EXERCISE DIRECTIONS. Listed below are entries; give the number of lines among them that include "role", and only that number.

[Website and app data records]
- - - -

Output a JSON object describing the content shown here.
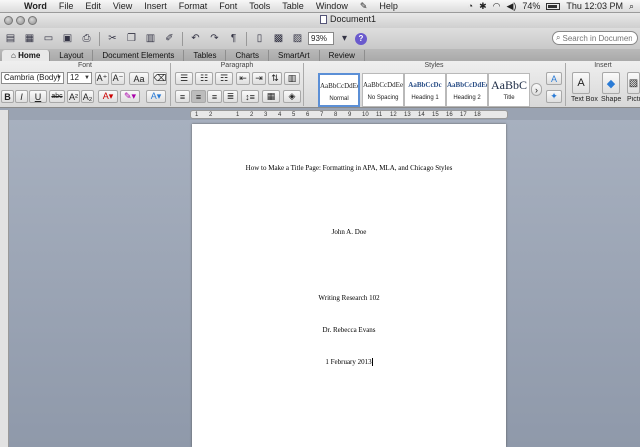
{
  "menubar": {
    "app": "Word",
    "items": [
      "File",
      "Edit",
      "View",
      "Insert",
      "Format",
      "Font",
      "Tools",
      "Table",
      "Window",
      "Help"
    ],
    "battery": "74%",
    "clock": "Thu 12:03 PM"
  },
  "window": {
    "title": "Document1"
  },
  "toolbar": {
    "zoom": "93%",
    "search_placeholder": "Search in Document"
  },
  "ribbon": {
    "tabs": [
      "Home",
      "Layout",
      "Document Elements",
      "Tables",
      "Charts",
      "SmartArt",
      "Review"
    ],
    "active_tab": "Home",
    "groups": {
      "font": "Font",
      "paragraph": "Paragraph",
      "styles": "Styles",
      "insert": "Insert"
    },
    "font_name": "Cambria (Body)",
    "font_size": "12",
    "styles": [
      {
        "sample": "AaBbCcDdEe",
        "name": "Normal"
      },
      {
        "sample": "AaBbCcDdEe",
        "name": "No Spacing"
      },
      {
        "sample": "AaBbCcDc",
        "name": "Heading 1"
      },
      {
        "sample": "AaBbCcDdEe",
        "name": "Heading 2"
      },
      {
        "sample": "AaBbC",
        "name": "Title"
      }
    ],
    "insert_items": [
      "Text Box",
      "Shape",
      "Pictu"
    ]
  },
  "ruler": {
    "ticks": [
      "1",
      "2",
      "1",
      "2",
      "3",
      "4",
      "5",
      "6",
      "7",
      "8",
      "9",
      "10",
      "11",
      "12",
      "13",
      "14",
      "15",
      "16",
      "17",
      "18"
    ]
  },
  "document": {
    "lines": [
      "How to Make a Title Page: Formatting in APA, MLA, and Chicago Styles",
      "John A. Doe",
      "Writing Research 102",
      "Dr. Rebecca Evans",
      "1 February 2013"
    ]
  },
  "colors": {
    "accent": "#5b8fd6",
    "canvas": "#9aa3b2",
    "heading": "#2a4e86"
  }
}
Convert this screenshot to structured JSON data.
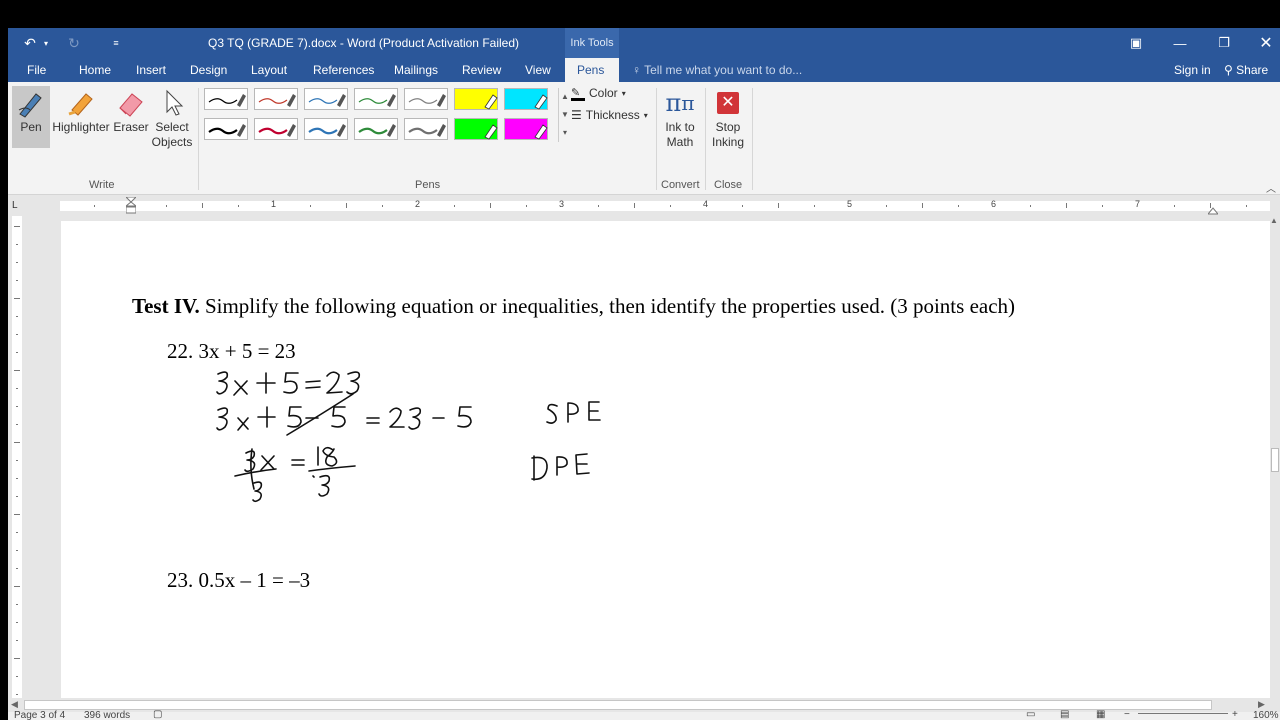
{
  "window": {
    "title": "Q3 TQ (GRADE 7).docx - Word (Product Activation Failed)",
    "context_tab_group": "Ink Tools",
    "controls": [
      "ribbon-display-icon",
      "minimize-icon",
      "restore-icon",
      "close-icon"
    ]
  },
  "qat": {
    "undo_icon": "undo-icon",
    "redo_icon": "redo-icon",
    "customize_icon": "customize-qat-icon"
  },
  "tabs": [
    {
      "label": "File"
    },
    {
      "label": "Home"
    },
    {
      "label": "Insert"
    },
    {
      "label": "Design"
    },
    {
      "label": "Layout"
    },
    {
      "label": "References"
    },
    {
      "label": "Mailings"
    },
    {
      "label": "Review"
    },
    {
      "label": "View"
    },
    {
      "label": "Pens",
      "active": true
    }
  ],
  "tell_me": "Tell me what you want to do...",
  "sign_in": "Sign in",
  "share": "Share",
  "ribbon": {
    "write": {
      "label": "Write",
      "buttons": [
        {
          "label": "Pen",
          "icon": "pen-icon",
          "selected": true
        },
        {
          "label": "Highlighter",
          "icon": "highlighter-icon"
        },
        {
          "label": "Eraser",
          "icon": "eraser-icon"
        },
        {
          "label": "Select",
          "label2": "Objects",
          "icon": "select-objects-icon"
        }
      ]
    },
    "pens": {
      "label": "Pens",
      "swatches_row1": [
        {
          "color": "#000000",
          "kind": "pen"
        },
        {
          "color": "#c0392b",
          "kind": "pen"
        },
        {
          "color": "#2e75b6",
          "kind": "pen"
        },
        {
          "color": "#2e8b3a",
          "kind": "pen"
        },
        {
          "color": "#808080",
          "kind": "pen"
        },
        {
          "color": "#ffff00",
          "kind": "highlighter"
        },
        {
          "color": "#00e5ff",
          "kind": "highlighter"
        }
      ],
      "swatches_row2": [
        {
          "color": "#000000",
          "kind": "pen"
        },
        {
          "color": "#c0002f",
          "kind": "pen"
        },
        {
          "color": "#2e75b6",
          "kind": "pen"
        },
        {
          "color": "#2e8b3a",
          "kind": "pen"
        },
        {
          "color": "#707070",
          "kind": "pen"
        },
        {
          "color": "#00ff00",
          "kind": "highlighter"
        },
        {
          "color": "#ff00ff",
          "kind": "highlighter"
        }
      ],
      "color_label": "Color",
      "thickness_label": "Thickness"
    },
    "convert": {
      "label": "Convert",
      "button": "Ink to",
      "button2": "Math",
      "icon": "ink-to-math-icon"
    },
    "close": {
      "label": "Close",
      "button": "Stop",
      "button2": "Inking",
      "icon": "stop-inking-icon",
      "accent": "#d13438"
    }
  },
  "ruler_numbers": [
    "1",
    "2",
    "3",
    "4",
    "5",
    "6",
    "7"
  ],
  "document": {
    "heading_bold": "Test IV.",
    "heading_rest": " Simplify the following equation or inequalities, then identify the properties used. (3 points each)",
    "q22": "22. 3x + 5 = 23",
    "q23": "23. 0.5x – 1 = –3",
    "ink_lines": [
      "3x+5=23",
      "3x+5-5 = 23-5",
      "SPE",
      "3x = 18",
      "DPE",
      "3",
      "3"
    ]
  },
  "status": {
    "page": "Page 3 of 4",
    "words": "396 words",
    "zoom": "160%"
  }
}
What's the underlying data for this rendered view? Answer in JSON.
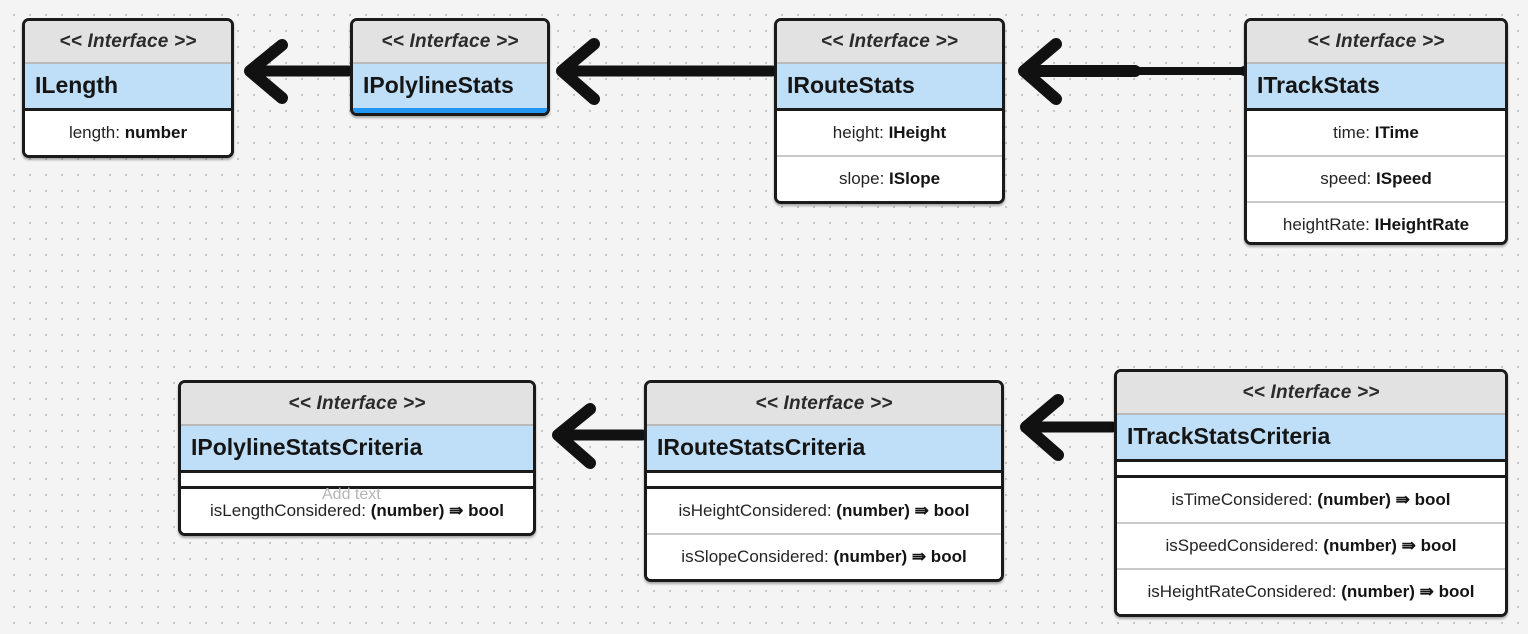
{
  "diagram": {
    "type": "uml-class-diagram",
    "stereotype_label": "<< Interface >>",
    "placeholder_text": "Add text",
    "canvas_background": "#f4f4f4",
    "grid_dot_color": "#c8c8c8",
    "accent_color": "#2196f3",
    "title_band_color": "#bfdef7",
    "stereotype_band_color": "#e2e2e2",
    "border_color": "#1a1a1a",
    "relationship_kind": "generalization-arrow",
    "interfaces": [
      {
        "id": "ilength",
        "name": "ILength",
        "stereotype": "<< Interface >>",
        "selected": false,
        "has_empty_compartment": false,
        "has_tail_compartment": false,
        "members": [
          {
            "label": "length:",
            "type": "number"
          }
        ]
      },
      {
        "id": "ipolylinestats",
        "name": "IPolylineStats",
        "stereotype": "<< Interface >>",
        "selected": true,
        "has_empty_compartment": false,
        "has_tail_compartment": false,
        "members": []
      },
      {
        "id": "iroutestats",
        "name": "IRouteStats",
        "stereotype": "<< Interface >>",
        "selected": false,
        "has_empty_compartment": false,
        "has_tail_compartment": false,
        "members": [
          {
            "label": "height:",
            "type": "IHeight"
          },
          {
            "label": "slope:",
            "type": "ISlope"
          }
        ]
      },
      {
        "id": "itrackstats",
        "name": "ITrackStats",
        "stereotype": "<< Interface >>",
        "selected": false,
        "has_empty_compartment": false,
        "has_tail_compartment": true,
        "members": [
          {
            "label": "time:",
            "type": "ITime"
          },
          {
            "label": "speed:",
            "type": "ISpeed"
          },
          {
            "label": "heightRate:",
            "type": "IHeightRate"
          }
        ]
      },
      {
        "id": "ipolylinestatscriteria",
        "name": "IPolylineStatsCriteria",
        "stereotype": "<< Interface >>",
        "selected": false,
        "has_empty_compartment": true,
        "has_tail_compartment": false,
        "ghost_text": "Add text",
        "members": [
          {
            "label": "isLengthConsidered:",
            "type": "(number) ⇛ bool"
          }
        ]
      },
      {
        "id": "iroutestatscriteria",
        "name": "IRouteStatsCriteria",
        "stereotype": "<< Interface >>",
        "selected": false,
        "has_empty_compartment": true,
        "has_tail_compartment": false,
        "members": [
          {
            "label": "isHeightConsidered:",
            "type": "(number) ⇛ bool"
          },
          {
            "label": "isSlopeConsidered:",
            "type": "(number) ⇛ bool"
          }
        ]
      },
      {
        "id": "itrackstatscriteria",
        "name": "ITrackStatsCriteria",
        "stereotype": "<< Interface >>",
        "selected": false,
        "has_empty_compartment": true,
        "has_tail_compartment": false,
        "members": [
          {
            "label": "isTimeConsidered:",
            "type": "(number) ⇛ bool"
          },
          {
            "label": "isSpeedConsidered:",
            "type": "(number) ⇛ bool"
          },
          {
            "label": "isHeightRateConsidered:",
            "type": "(number) ⇛ bool"
          }
        ]
      }
    ],
    "relationships": [
      {
        "from": "IPolylineStats",
        "to": "ILength"
      },
      {
        "from": "IRouteStats",
        "to": "IPolylineStats"
      },
      {
        "from": "ITrackStats",
        "to": "IRouteStats"
      },
      {
        "from": "IRouteStatsCriteria",
        "to": "IPolylineStatsCriteria"
      },
      {
        "from": "ITrackStatsCriteria",
        "to": "IRouteStatsCriteria"
      }
    ]
  }
}
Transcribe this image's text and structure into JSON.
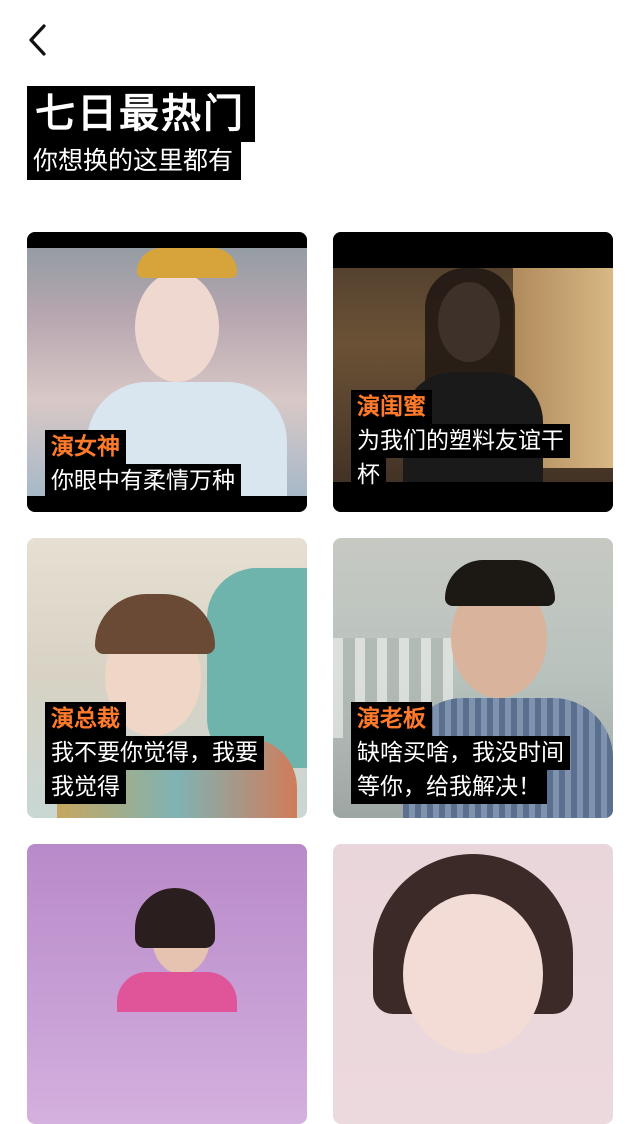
{
  "header": {
    "back_icon": "chevron-left-icon",
    "title": "七日最热门",
    "subtitle": "你想换的这里都有"
  },
  "cards": [
    {
      "role": "演女神",
      "line1": "你眼中有柔情万种",
      "line2": ""
    },
    {
      "role": "演闺蜜",
      "line1": "为我们的塑料友谊干",
      "line2": "杯"
    },
    {
      "role": "演总裁",
      "line1": "我不要你觉得，我要",
      "line2": "我觉得"
    },
    {
      "role": "演老板",
      "line1": "缺啥买啥，我没时间",
      "line2": "等你，给我解决！"
    },
    {
      "role": "",
      "line1": "",
      "line2": ""
    },
    {
      "role": "",
      "line1": "",
      "line2": ""
    }
  ],
  "colors": {
    "accent": "#ff7a2a",
    "caption_bg": "#000000"
  }
}
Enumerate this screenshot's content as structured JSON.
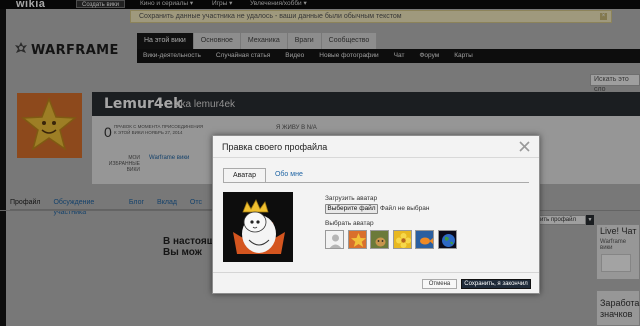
{
  "topbar": {
    "logo": "wikia",
    "create_wiki": "Создать вики",
    "nav": [
      "Кино и сериалы ▾",
      "Игры ▾",
      "Увлечения/хобби ▾"
    ]
  },
  "notice": {
    "text": "Сохранить данные участника не удалось - ваши данные были обычным текстом"
  },
  "brand": {
    "name": "WARFRAME"
  },
  "wiki_nav": {
    "tabs": [
      "На этой вики",
      "Основное",
      "Механика",
      "Враги",
      "Сообщество"
    ],
    "sub": [
      "Вики-деятельность",
      "Случайная статья",
      "Видео",
      "Новые фотографии",
      "Чат",
      "Форум",
      "Карты"
    ]
  },
  "search": {
    "placeholder": "Искать это сло"
  },
  "masthead": {
    "name": "Lemur4ek",
    "aka": "aka lemur4ek",
    "edits_count": "0",
    "edits_label": "ПРАВОК С МОМЕНТА ПРИСОЕДИНЕНИЯ К ЭТОЙ ВИКИ НОЯБРЬ 27, 2014",
    "lives_in": "Я ЖИВУ В N/A",
    "fav_label": "МОИ ИЗБРАННЫЕ ВИКИ",
    "fav_link": "Warframe вики"
  },
  "profile_tabs": [
    "Профайл",
    "Обсуждение участника",
    "Блог",
    "Вклад",
    "Отс"
  ],
  "main_text": [
    "В настоящ",
    "Вы мож"
  ],
  "edit_profile_btn": "ить профайл",
  "rail": {
    "live_title": "Live! Чат",
    "live_sub": "Warframe вики",
    "earn_title": "Заработа",
    "earn_sub": "значков"
  },
  "modal": {
    "title": "Правка своего профайла",
    "tabs": [
      "Аватар",
      "Обо мне"
    ],
    "upload_label": "Загрузить аватар",
    "file_button": "Выберите файл",
    "file_status": "Файл не выбран",
    "choose_label": "Выбрать аватар",
    "cancel": "Отмена",
    "save": "Сохранить, я закончил"
  },
  "colors": {
    "save_button": "#1f2b3a",
    "link": "#2166a5",
    "notice_bg": "#f5ecc0",
    "nav_dark": "#141414"
  }
}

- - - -

TASK RESPONSE. 6